## Task prompt
Look through the data and write out every line with the word "screenshot" in it.

## Data
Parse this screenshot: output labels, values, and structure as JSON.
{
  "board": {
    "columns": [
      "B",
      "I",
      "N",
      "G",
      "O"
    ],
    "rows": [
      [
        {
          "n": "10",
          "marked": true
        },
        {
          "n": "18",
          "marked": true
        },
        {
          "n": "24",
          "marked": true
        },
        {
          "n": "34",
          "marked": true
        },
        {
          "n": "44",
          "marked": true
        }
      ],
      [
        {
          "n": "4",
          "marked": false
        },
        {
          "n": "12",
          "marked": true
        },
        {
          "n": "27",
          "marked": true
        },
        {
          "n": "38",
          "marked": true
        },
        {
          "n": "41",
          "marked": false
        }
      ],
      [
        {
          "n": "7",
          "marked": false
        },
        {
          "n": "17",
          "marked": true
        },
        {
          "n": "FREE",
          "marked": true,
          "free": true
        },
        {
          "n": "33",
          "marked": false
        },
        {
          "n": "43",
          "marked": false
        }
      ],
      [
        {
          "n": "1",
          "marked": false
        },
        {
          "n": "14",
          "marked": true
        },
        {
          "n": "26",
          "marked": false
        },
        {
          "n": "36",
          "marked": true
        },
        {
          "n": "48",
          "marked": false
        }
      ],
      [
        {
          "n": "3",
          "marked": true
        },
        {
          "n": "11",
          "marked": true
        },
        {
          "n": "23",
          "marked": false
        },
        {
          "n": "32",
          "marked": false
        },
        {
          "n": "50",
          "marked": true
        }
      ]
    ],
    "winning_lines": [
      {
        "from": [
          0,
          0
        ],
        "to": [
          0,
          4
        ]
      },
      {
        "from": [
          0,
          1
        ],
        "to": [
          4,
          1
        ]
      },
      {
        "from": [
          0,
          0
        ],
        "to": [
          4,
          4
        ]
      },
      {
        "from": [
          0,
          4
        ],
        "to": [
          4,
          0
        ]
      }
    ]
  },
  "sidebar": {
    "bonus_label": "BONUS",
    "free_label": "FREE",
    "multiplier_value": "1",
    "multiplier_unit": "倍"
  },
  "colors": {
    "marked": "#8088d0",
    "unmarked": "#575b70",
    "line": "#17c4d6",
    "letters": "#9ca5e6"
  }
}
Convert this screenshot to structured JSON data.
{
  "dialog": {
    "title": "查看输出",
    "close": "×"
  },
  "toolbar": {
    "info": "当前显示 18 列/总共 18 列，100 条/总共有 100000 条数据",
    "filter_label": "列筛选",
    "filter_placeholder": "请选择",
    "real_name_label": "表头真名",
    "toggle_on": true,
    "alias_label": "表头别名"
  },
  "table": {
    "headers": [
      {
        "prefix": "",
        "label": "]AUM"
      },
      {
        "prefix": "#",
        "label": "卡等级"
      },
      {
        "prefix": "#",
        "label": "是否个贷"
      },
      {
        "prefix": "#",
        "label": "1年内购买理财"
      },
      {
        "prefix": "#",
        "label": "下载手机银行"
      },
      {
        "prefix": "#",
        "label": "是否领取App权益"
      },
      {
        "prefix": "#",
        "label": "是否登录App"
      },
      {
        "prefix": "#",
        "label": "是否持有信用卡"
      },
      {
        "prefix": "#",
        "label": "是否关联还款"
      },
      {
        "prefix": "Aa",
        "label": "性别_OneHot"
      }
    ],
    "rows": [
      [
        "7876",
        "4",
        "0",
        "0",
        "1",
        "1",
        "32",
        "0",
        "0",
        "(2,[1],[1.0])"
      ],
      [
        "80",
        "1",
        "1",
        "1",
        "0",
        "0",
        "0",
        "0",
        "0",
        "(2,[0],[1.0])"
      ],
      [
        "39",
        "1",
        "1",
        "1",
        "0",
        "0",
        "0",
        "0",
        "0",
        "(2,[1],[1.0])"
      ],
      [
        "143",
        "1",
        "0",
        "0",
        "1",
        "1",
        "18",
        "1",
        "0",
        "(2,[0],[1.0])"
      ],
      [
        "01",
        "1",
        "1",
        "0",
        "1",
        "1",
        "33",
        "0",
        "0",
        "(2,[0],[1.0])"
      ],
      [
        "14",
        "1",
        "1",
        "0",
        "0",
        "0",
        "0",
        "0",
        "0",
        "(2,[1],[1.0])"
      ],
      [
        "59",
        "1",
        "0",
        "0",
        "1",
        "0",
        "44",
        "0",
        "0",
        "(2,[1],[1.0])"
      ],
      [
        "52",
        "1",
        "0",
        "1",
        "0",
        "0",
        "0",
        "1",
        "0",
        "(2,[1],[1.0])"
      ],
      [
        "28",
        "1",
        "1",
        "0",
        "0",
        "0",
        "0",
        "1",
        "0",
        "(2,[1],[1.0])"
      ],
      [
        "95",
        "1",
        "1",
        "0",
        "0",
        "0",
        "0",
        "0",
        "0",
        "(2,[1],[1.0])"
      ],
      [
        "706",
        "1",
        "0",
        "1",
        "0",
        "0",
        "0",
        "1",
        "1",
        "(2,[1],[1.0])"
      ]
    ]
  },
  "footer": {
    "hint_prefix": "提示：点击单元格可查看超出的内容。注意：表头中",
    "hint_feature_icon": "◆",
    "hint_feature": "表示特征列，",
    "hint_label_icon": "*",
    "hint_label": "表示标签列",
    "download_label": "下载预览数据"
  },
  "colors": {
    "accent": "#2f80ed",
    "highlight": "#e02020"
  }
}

## Written solution
Parse this screenshot: output labels, values, and structure as JSON.
Convert this screenshot to structured JSON data.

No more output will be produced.